Originally released in 1997, with a second volume coming in 2008, Paul Kelly’s compilation has again been updated to include songs from the last ten years.
Unlike many recording artists in their fourth decade of activity, Kelly hasn’t slowed down. The last ten years have given rise to five solo albums, a full-length collaboration with Charlie Owen and three live albums.
This August brought Thirteen Ways to Look at Birds, which sees Kelly interpreting a number of bird-inspired poems written by the likes of Judith Wright, WB Yeats and Emily Dickinson with musical backing from James Ledger, Alice Keath and the Seraphim Trio.
Kelly’s continued songwriting and collaboration prevents any version of the Paul Kelly biography from seeming definitive, hence the twice revised and expanded Songs from the South.
“I get sick of my own habits. All writers have their own habits. I’m a fairly limited musician – I don’t have a great chord knowledge, can’t play lead guitar, don’t write guitar riffs – so working with other people or doing different kinds of records is a way of not boring myself,” says Kelly.
The range of Kelly’s career collaborators is varied and unusual. They include hip hop artist Briggs, Cambodian rock’n’roll revivalists the Cambodian Space Project, classical composer James Ledger, country songwriter Kasey Chambers, and indie pop act Little Birdy.
“I’m in the fortunate position that people will approach me about various ideas,” he says. “Thirteen Ways to Look at Birds was initiated by Anna Goldsworthy from the Seraphim Trio. She said, ‘Would you like to do something together and work with James Ledger? I know you’ve worked with him before’.
“With Briggs doing the Like A Version of ‘Dumb Things’, he said, ‘Do you want to come and sing on it?’. They played me the arrangement and I was like, ‘That’s cool, let’s do it’. They made a new song out of it.”

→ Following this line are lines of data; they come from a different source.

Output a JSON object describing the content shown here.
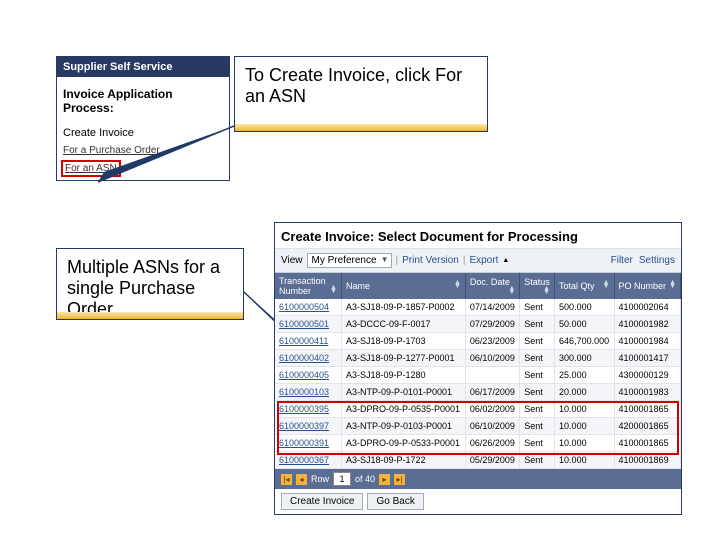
{
  "sidebar": {
    "header": "Supplier Self Service",
    "subheader": "Invoice Application Process:",
    "create_label": "Create Invoice",
    "links": {
      "po": "For a Purchase Order",
      "asn": "For an ASN"
    }
  },
  "callout1": "To Create Invoice, click For an ASN",
  "callout2": "Multiple ASNs for a single Purchase Order",
  "grid": {
    "title": "Create Invoice: Select Document for Processing",
    "view_label": "View",
    "view_select": "My Preference",
    "print": "Print Version",
    "export": "Export",
    "filter": "Filter",
    "settings": "Settings",
    "columns": {
      "tn": "Transaction Number",
      "nm": "Name",
      "dt": "Doc. Date",
      "st": "Status",
      "qt": "Total Qty",
      "po": "PO Number"
    },
    "rows": [
      {
        "tn": "6100000504",
        "nm": "A3-SJ18-09-P-1857-P0002",
        "dt": "07/14/2009",
        "st": "Sent",
        "qt": "500.000",
        "po": "4100002064"
      },
      {
        "tn": "6100000501",
        "nm": "A3-DCCC-09-F-0017",
        "dt": "07/29/2009",
        "st": "Sent",
        "qt": "50.000",
        "po": "4100001982"
      },
      {
        "tn": "6100000411",
        "nm": "A3-SJ18-09-P-1703",
        "dt": "06/23/2009",
        "st": "Sent",
        "qt": "646,700.000",
        "po": "4100001984"
      },
      {
        "tn": "6100000402",
        "nm": "A3-SJ18-09-P-1277-P0001",
        "dt": "06/10/2009",
        "st": "Sent",
        "qt": "300.000",
        "po": "4100001417"
      },
      {
        "tn": "6100000405",
        "nm": "A3-SJ18-09-P-1280",
        "dt": "",
        "st": "Sent",
        "qt": "25.000",
        "po": "4300000129"
      },
      {
        "tn": "6100000103",
        "nm": "A3-NTP-09-P-0101-P0001",
        "dt": "06/17/2009",
        "st": "Sent",
        "qt": "20.000",
        "po": "4100001983"
      },
      {
        "tn": "6100000395",
        "nm": "A3-DPRO-09-P-0535-P0001",
        "dt": "06/02/2009",
        "st": "Sent",
        "qt": "10.000",
        "po": "4100001865"
      },
      {
        "tn": "6100000397",
        "nm": "A3-NTP-09-P-0103-P0001",
        "dt": "06/10/2009",
        "st": "Sent",
        "qt": "10.000",
        "po": "4200001865"
      },
      {
        "tn": "6100000391",
        "nm": "A3-DPRO-09-P-0533-P0001",
        "dt": "06/26/2009",
        "st": "Sent",
        "qt": "10.000",
        "po": "4100001865"
      },
      {
        "tn": "6100000367",
        "nm": "A3-SJ18-09-P-1722",
        "dt": "05/29/2009",
        "st": "Sent",
        "qt": "10.000",
        "po": "4100001869"
      }
    ],
    "pager": {
      "row_label": "Row",
      "current": "1",
      "total": "of 40"
    },
    "actions": {
      "create": "Create Invoice",
      "back": "Go Back"
    }
  }
}
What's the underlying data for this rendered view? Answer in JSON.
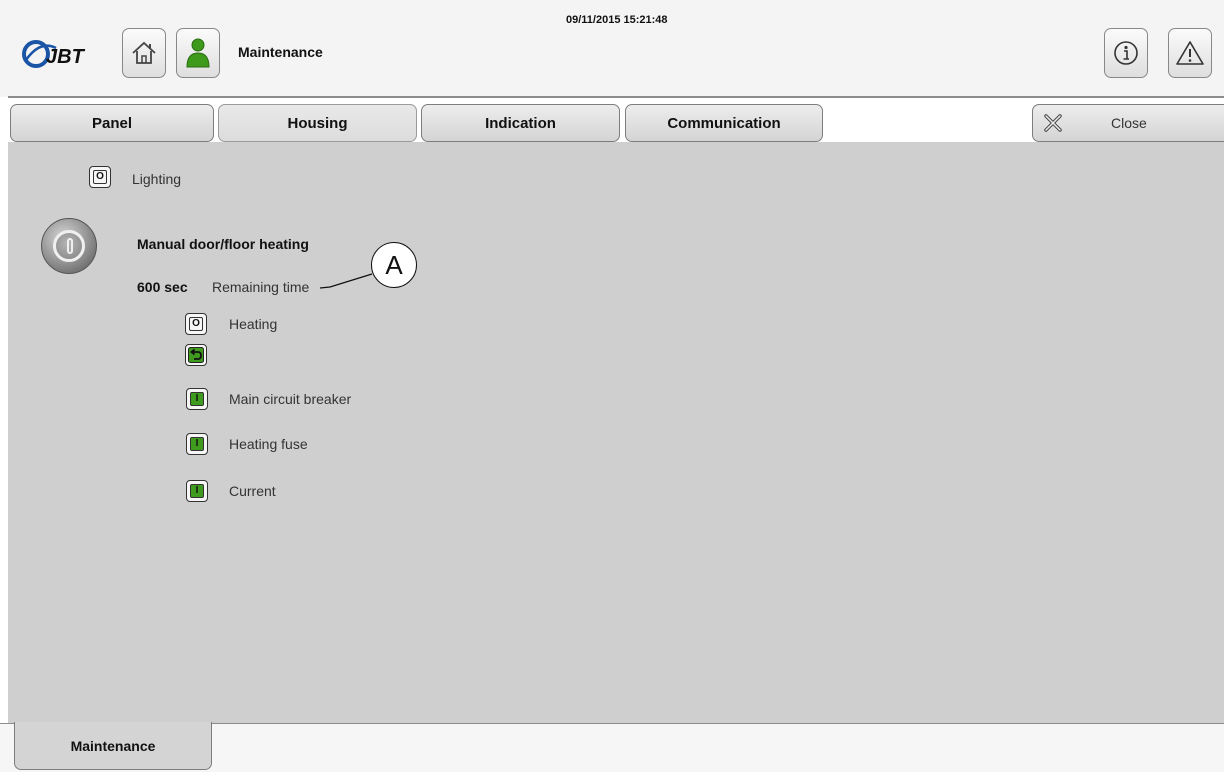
{
  "header": {
    "logo_text": "JBT",
    "page_title": "Maintenance",
    "datetime": "09/11/2015 15:21:48",
    "icons": [
      "home-icon",
      "user-icon",
      "info-icon",
      "warning-icon"
    ]
  },
  "tabs": [
    {
      "label": "Panel"
    },
    {
      "label": "Housing"
    },
    {
      "label": "Indication"
    },
    {
      "label": "Communication"
    }
  ],
  "close": {
    "label": "Close"
  },
  "lighting": {
    "label": "Lighting",
    "state": "O"
  },
  "heating_section": {
    "title": "Manual door/floor heating",
    "time_value": "600 sec",
    "time_label": "Remaining time",
    "callout": "A"
  },
  "indicators": [
    {
      "label": "Heating",
      "state": "O"
    },
    {
      "label": "Main circuit breaker",
      "state": "I"
    },
    {
      "label": "Heating fuse",
      "state": "I"
    },
    {
      "label": "Current",
      "state": "I"
    }
  ],
  "footer": {
    "tab_label": "Maintenance"
  },
  "colors": {
    "active_green": "#3f9b1e",
    "user_icon_green": "#3e9a1b",
    "panel_gray": "#cfcfcf",
    "logo_blue": "#1a55a6"
  }
}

One of the main things motoring Kelly’s perpetual productivity is that songwriting gives him a sense of purpose.
“If I go long periods without writing something, I feel useless,” he says. “That’s what would drive me to write or go to the guitar or piano and just muck around.”
However, despite it’s self-affirming potential, making music still requires hard work and persistence. Kelly’s released more than 20 albums since his 1981 debut, Talk, largely to great critical and commercial success, but songwriting isn’t something you can unlock with a secret formula.
“Songwriting, for me, most of it’s boredom punctuated with moments of surprise when you get something,” he says. “I do a lot of doodling – I still have all these cassettes full of song ideas, and now they’re on my phone.
“I write songs on my own, slowly. They come one at a time and then I might have an idea to do something differently or work with someone else or they approach me.”
In any discussion of a musician’s collected works, there’s an attempt to simplify the career arc and encapsulate it within a linear, cogent narrative. In the annals of Australian music history, Paul Kelly is a living icon, but he’s not too concerned about how his new releases will alter the shape of his career biography.
“I saw Tim Minchin once give an address to a group of university students – he was being given an honorary degree and he made this great speech. He [said], ‘Don’t worry about the big dream, just do the thing in front of you well’. I just try to do the thing that’s in front of me.
“I come from a big family. I have children, grandkids, friends, I’m part of a footy club. That’s more where my sense of self lies, amongst that. The songs are sort of something else. Once you make them and record them and put them out, they travel away from you. The songs do their own thing.”
The newly-revised Songs from the South is out on Friday November 15. Check it out via streaming services.